- Kamise, Y. (2011). Commercialization of sex and its occupational stigma in Japan: A research on “kyaba-cula”. Gender Equality and Multicultural Conviviality in the Age of Globalization, 5, 32–46.Google Scholar
- Kamise, Y., Hori, H., & Okamoto, K. (2010). Perceived occupational stigma and coping strategies. Japanese Journal of Social Psychology, 26, 25–35.Google Scholar
- Kaneko, Y. (2010). “So-pu” to iu oshigoto [Working in “Soaplands”]. Sexuality, 47, 36–43.Google Scholar
- Kyaba-cula jyūgyōin kabuki-chō de demo he [Demonstrations in Kabuki-chō by kyaba-cula hostesses]. (2010, March 24). Tokyo: Evening edition of Asahi Shimbun, p. 18.Google Scholar
- Maruta, K. (2001). Darega dareni naniwo urunoka [Who sells what to whom; “Enjyo-kousai”]. Hyogo: Kwansei Gakuin University Press.Google Scholar

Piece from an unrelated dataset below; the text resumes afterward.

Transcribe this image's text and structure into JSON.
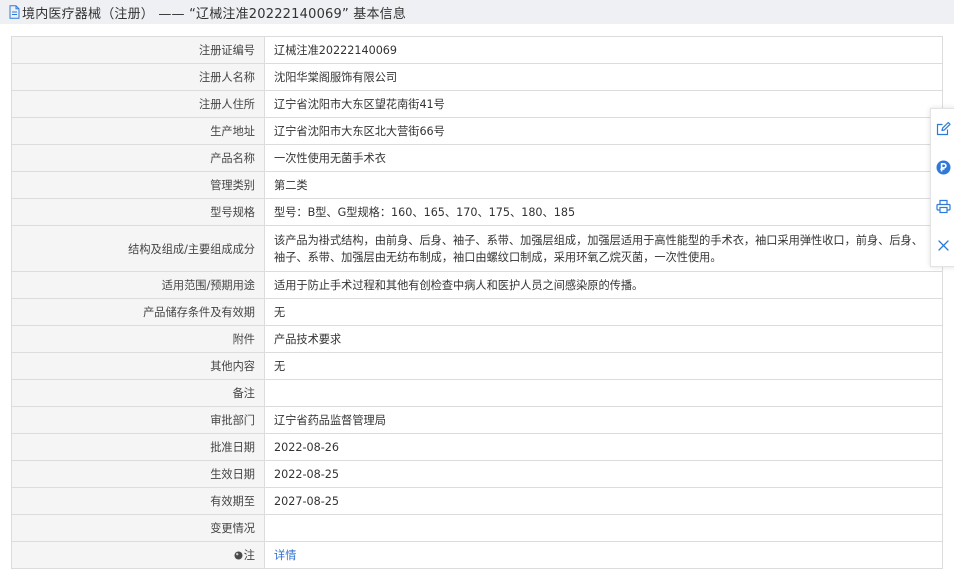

- Ministry of Foreign Affairs of Japan. (1999). Fourth periodic report on implementation of convention on the elimination of all forms of discrimination against women (Japan). Retrieved from http://www.mofa.go.jp/policy/human/women_rep4/part2_5.html.
- Ministry of Health, Labour and Welfare of Japan. (2009). Basic survey on wage structure 2008. Tokyo: Rōdō Horei kyokai.Google Scholar
- Miura, A. (2008). Nihon youkai ron [Melted Japan]. Tokyo: President-sya.Google Scholar
- Miura, A., & Yanauchi, T. (2008). Onna wa naze kyaba-cula joh ni naritainoka [Why young Japanese women want to be kyaba-cula hostesses]. Tokyo: Kobunsha.Google Scholar
- Mizushima, N. (2005). Settkusu wākā no undo [Sex worker’s movement]. In T. Himeoka, Y. Ikeuchi, S. Nakagawa, & Y. Okano (Eds.), Roudou no jyendā-ka [Genderizing and work] (pp. 129–153). Tokyo: Heibonsha.Google Scholar
- Moriyama, M. (2006). Joh manyuaru [The manual to kyaba-cula joh]. Tokyo: Shodensha.Google Scholar
- National Tax Agency of Japan. (2006). National tax agency report. Retrieved from http://www.nta.go.jp/kohyo/tokei/kokuzeicho/minkan2006/menu/pdf/001.pdf.
- O’Connell Davidson, J. (1998). Prostitution, power and freedom. Cambridge: Polity Press.Google Scholar
- Sanders, T. (2005b). Sex work: A risky business. Devon: Willan Publishing.Google Scholar
- Sanders, H. (2006). Indentured servitude and the abolition of prostitution in postwar Japan. Program on U.S.-Japan relations occasional paper 06-11. Retrieved from http://dev.wcfia.harvard.edu/us-japan/research/pdf/06-11.sanders.pdf.
- Sanders, T., O’Neill, M., & Pitcher, J. (2009). Prostitution: Sex work, policy and politics. London: Sage.Google Scholar
- Sekiguchi, H. (2010). Settkusu wākā no jittai wo shiru [The present state of sex workers]. Sexuality, 47, 28–35.Google Scholar
- Takenobu, M. (2010). Takenobu mieko no keizaishikou [Takenobu mieko’s personal opinion of economic issues]. Shukan Kinyōbi, 799, 23.Google Scholar
- U. S. Department of State. (2004). Trafficking in persons report. Retrieved from http://www.state.gov/documents/organization/34158.pdf.
- U. S. Department of State. (2011). Trafficking in persons report. Retrieved from http://www.state.gov/documents/organization/164452.pdf.
- Ueno, C. (1994). “Setkkusu to iu oshigoto” no konnwaku [Sex work and human rights]. Tokyo: Evening edition of Asahi Shimbun, p. 5.Google Scholar
- Wakao, N. (2006). Jyosei no jiko-kettei ken [Women’s right of self-determination]. In T. Saito & H. Aoi (Eds.), Sekushuaritī to hō [Sexuality and law] (pp. 41–62). Sendai: Tohokudaigaku Shuppankai.Google Scholar